Resource 1: Topic Summary
Beginning in 1848, American women in significant numbers agitated for the right to vote, or suffrage. However, no state or territory had yet granted it before the Civil War (1861-1865). After the war, Congress passed the 15th Amendment to the Constitution, giving suffrage to male African-Americans—former slaves as well as free northern black people.
Developments from 1854 through early 1869 show some growing support for women’s suffrage, though none of these efforts succeeded at first. Congress defeated a few bills that would have given women the vote, as did the territorial legislatures of Washington, Nebraska and Dakota. The Dakota Territorial Legislature came within one vote of enfranchising women, in January 1869. To enfranchise means to grant the full privileges of citizenship, especially the right to vote.

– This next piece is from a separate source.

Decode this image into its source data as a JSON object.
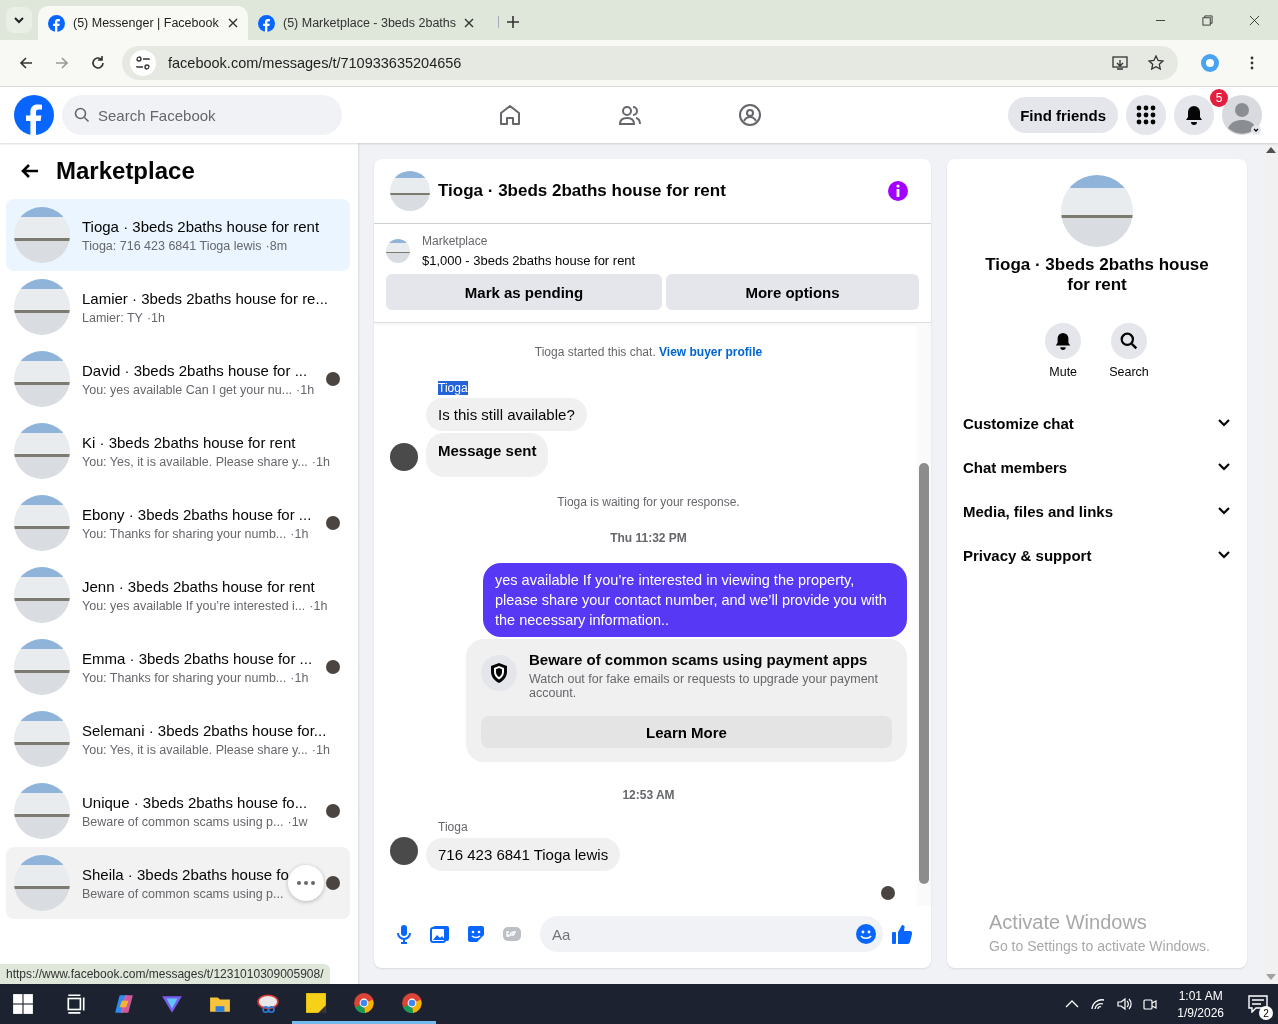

Much of the area that’s now Wyoming was part of Dakota Territory until Wyoming Territory was created in spring 1869. Wyoming’s Territorial Legislature, elected in September of that year, convened in October. It passed a law giving female residents of the territory the right to vote. Historians have debated the reasons for this, since many people in the nation still resisted women’s suffrage.
One possible reason has to do with race, as well as gender. During Reconstruction, the American frontier attracted many former slave-owners and Confederate soldiers who resented the new suffrage laws for black men. Many of these southern Democrats felt that their wives were as good as, or better than, any nonwhite man, and therefore should be allowed to vote.
About 1,000 Wyoming women may have voted in the November 1870 election. That legislature nearly repealed the suffrage law; the repeal passed both houses but was vetoed by Gov. John A. Campbell, who had signed the original suffrage bill. The House of Representatives voted to override the governor’s veto, and the Council—as territorial senates were called—fell one vote short of the needed two-thirds. Since then, no serious challenges to women’s suffrage in Wyoming have occurred.
Female voters in Wyoming Territory could also hold public office, and South Pass City, Wyo., resident Esther Hobart Morris was appointed Justice of the Peace in early 1870. Morris, the first woman in the U.S. to hold public office, served for eight and a half months. Women in Wyoming also began serving on juries, running for offices and otherwise entering the public arena.
Many states and countries followed Wyoming’s lead in women’s suffrage, but not until 1920 did all American women get the vote, with the ratification of the 19th Constitutional Amendment.
Wyoming is known as the “Equality State” for its pioneering law enfranchising women.
Resource 2: Article
The article, “Right Choice, Wrong Reasons: Wyoming Women Win the Right to Vote” offers substantial background on the topic for teachers and for students 8th grade and up. The article may be demanding for 6th and 7th graders.